Drake and Morgan’s The Folly, The Ivy in Birmingham, The Peacock Farm pub in Bracknell, the Charlotte Street Hotel, The Ned, The Angel and Blue Pig in Lymington, The Pointer in Brill, The German Gymnasium, Caravan in King’s Cross, Dishoom, The Wavendon Arms in Milton Keynes, The Plough in Southampton, Pat Val in Piccadilly and Woodworks Trading in Thame – all visited in the past two weeks and all, from a customer perspective, full.
Of course much of this perception of “busyness” was due to the fact that 20% to 30% of tables had been removed, screens had been installed, space had been cleared and closing time had been moved forward.

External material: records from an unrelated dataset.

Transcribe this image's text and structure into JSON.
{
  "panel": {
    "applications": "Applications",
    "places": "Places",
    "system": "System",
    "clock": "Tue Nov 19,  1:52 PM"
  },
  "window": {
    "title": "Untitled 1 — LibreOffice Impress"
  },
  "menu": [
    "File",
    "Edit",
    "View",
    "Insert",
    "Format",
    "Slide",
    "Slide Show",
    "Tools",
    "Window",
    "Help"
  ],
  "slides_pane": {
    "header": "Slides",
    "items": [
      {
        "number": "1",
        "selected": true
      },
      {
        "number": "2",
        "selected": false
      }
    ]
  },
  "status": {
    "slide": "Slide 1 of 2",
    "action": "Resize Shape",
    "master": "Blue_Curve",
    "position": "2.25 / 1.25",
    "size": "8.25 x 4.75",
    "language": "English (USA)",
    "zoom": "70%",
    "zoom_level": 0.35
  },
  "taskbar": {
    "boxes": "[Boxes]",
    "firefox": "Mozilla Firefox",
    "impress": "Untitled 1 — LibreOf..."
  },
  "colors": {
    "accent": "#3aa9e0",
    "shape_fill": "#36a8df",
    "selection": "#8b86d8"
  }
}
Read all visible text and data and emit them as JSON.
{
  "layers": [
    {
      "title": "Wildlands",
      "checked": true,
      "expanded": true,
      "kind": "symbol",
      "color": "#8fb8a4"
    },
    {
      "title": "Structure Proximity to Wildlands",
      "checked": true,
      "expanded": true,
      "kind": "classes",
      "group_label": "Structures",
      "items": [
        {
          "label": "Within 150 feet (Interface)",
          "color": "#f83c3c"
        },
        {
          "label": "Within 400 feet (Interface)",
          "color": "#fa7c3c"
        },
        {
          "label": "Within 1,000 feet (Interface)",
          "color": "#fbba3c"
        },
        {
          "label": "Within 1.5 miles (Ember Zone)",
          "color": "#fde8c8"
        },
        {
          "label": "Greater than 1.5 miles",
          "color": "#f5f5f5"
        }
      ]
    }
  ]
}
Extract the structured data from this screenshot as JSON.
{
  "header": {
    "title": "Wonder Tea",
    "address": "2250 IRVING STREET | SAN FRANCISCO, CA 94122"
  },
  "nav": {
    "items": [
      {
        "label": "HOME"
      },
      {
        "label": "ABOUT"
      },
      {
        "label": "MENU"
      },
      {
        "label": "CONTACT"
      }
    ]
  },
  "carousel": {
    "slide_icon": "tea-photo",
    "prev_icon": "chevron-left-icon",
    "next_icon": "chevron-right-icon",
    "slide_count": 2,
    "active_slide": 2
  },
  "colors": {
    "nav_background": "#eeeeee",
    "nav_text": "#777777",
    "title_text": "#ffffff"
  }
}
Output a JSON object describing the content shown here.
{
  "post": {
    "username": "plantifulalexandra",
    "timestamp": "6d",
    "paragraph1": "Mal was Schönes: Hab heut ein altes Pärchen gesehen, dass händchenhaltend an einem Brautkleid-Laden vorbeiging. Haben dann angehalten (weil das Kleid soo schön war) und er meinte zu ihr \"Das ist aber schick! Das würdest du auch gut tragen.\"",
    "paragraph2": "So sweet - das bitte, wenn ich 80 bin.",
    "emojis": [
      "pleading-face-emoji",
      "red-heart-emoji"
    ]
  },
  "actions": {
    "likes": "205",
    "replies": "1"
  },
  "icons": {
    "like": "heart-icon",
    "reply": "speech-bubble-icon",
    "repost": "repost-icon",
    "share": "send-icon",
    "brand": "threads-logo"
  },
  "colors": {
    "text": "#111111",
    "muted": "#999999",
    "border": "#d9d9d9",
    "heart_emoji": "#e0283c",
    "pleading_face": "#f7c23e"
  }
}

Not great for an operator but from a customer perspective, the experience hadn’t suffered, in fact, it was often better than before the crisis.
In most, but not all, we had to: book ahead, check in to track and trace via the NHS app, wear masks when not sat at a table, sanitise our hands and have our temperature checked prior to entry, take note of a one-way system, order from a QR code menu, have table service and pay with a credit card. Oh, and wait outside the loos not knowing how many people were already in there (usually none). Caravan was particularly thorough.
I am now used to this. Apart from the fact that the welcome, in many places, felt more like a health and safety briefing than the start of a great experience, it was OK. I understand why this all has to happen. I like to be able to see the smiling faces of waiters/waitresses so I really feel for them having to wear masks through each session (and I am not comparing their experience to that of nurses and doctors).
I avoid crowded, enclosed spaces with close contact with others as much as I possibly can. I try to avoid “super spreaders” because meeting up with them doesn’t seem like a good idea. I wash and sanitise my hands regularly, wear a mask when I have to and try to resist hugging people (that’s the hardest part). I have not piled out of a pub and gone partying at 10pm. In other words, I am like most other people I know and meet.
I have to say, I felt safe in every one of the 26 pubs, bars, cafes and restaurants (all in the south, I have to admit) I have visited in the past two weeks. Every operator has taken government guidelines very seriously and has appeared totally committed to the safety of both their guests and teams. They have acted responsibly and, in turn, their guests have done so too.
So the thought, as a customer, of further lock-down restrictions fills me with horror. I don’t take covid lightly nor indeed dismiss, out of hand, the tragedy it has caused for many families. I don’t honestly believe though (but I am not a scientist I hasten to add) that eating and drinking out the way that I do, is causing the virus to spread. Nothing I have read or watched has convinced me, or thousands of fellow diners patently, that this is the case. In week 39, Public Health England published figures that stated only 3% of traceable infections outside of the home were from restaurants/food outlets, suggesting we are correct.
In support of this thinking, thousands of doctors and scientists (3,621 medical and public health scientists and 5,919 medical practitioners) from across the world have signed a letter known as the “Great Barrington Declaration”, which is the brainchild of three leading epidemiologists from Oxford, Harvard and Stanford universities.
It argues for a new tactic of “focused protection”. The elderly and vulnerable would be protected while the rest of society returned to normal life to build up herd immunity. The letter points out that “vulnerability to death from covid-19 is more than a thousand-fold higher in the old and infirm than the young” and that “for children it is less dangerous than many other harms, including influenza”.
It declares current policies are “producing devastating effects on public health”. These include “lower childhood vaccination rates, worsening cardiovascular disease outcomes, fewer cancer screenings and deteriorating mental health – leading to greater excess mortality in years to come, with the working class and younger members of society carrying the heaviest burden”.
Henry Ford is quoted as saying: “If you always do what you’ve always done, you’ll always get what you’ve always got.” It’s a business mantra but one that seems to be ignored by the government who seem intent on continuing to do what they have done since March despite the fact that it doesn’t seem to be working.
I don’t want to stop eating (or drinking) out – it’s my joy and my passion. I don’t want people to die of covid either. Am I being completely naive in thinking that there has to be a way of achieving both objectives?